 There are exceptions and more than the obvious ones. Bergman’s sleep in the volcano in Rossellini’s Stromboli finds a place in more complex traditions, like temple sleep, practiced in Antiquity and early Christian times to obtain revelation and healing from a night spent in a sacred space. We might even recall speculations about pre-historic rites in which the sleep of a woman might have functioned as an alliance with the cosmos.
Sleeping Lady.

 Definitely not the kind of sleep we are dealing with. Back to Ariadne.

Holly's painting, Daybreak: awake from sleep, or awake in a dream?

One can also envisage, at least from the contemporary perspective, possibilities to explore the theme of the double from Ariadne’s story. She sleeps between two men. Why not to imagine that these two are different faces of the same? Her sleep is a kind of mirror, a barrier separating the territory of Theseus and Dionysus, reason and folly, man and god.

Past and Present: Firmino spies Vanda, who pretends to be asleep. He is jealous of her necrophile desire for the late husband. She probably takes the opportunity to fantasize that she is being approached by the former's husband ghost. 

One might also think that the second is a compensatory phantasy (“I wished I could fall asleep and be taken off to some magical land...”) arouse from Theseus’s lost.
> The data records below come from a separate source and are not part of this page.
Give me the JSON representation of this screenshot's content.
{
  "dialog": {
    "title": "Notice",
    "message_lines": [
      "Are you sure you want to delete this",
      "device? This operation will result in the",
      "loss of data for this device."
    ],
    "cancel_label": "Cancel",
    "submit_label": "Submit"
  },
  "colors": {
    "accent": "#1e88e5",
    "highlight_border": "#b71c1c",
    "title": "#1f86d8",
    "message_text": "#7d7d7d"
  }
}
This would be a sort of vertiginous Ariadne who fades the border between the observed sleeping body and the observer.

Here the filmmaker really becomes the dream (dionisyac) object of the sleeping muse. Ariadne, c’est moi. This process of identification is after all simple to understand. At the sight of some Snow White a young boy can easily say as the poet: “I felt myself dreamed.” (“…soñado me sentí”, Guillén). I felt she waited for me.

The game is no more than being possessed by a phantasy of possession, one in which our architect can tell his Ariadne:
“I am your labyrinth.”
(“Ich bin dein Labyrinth.”, Klage der Ariadne)
Lose yourself in me.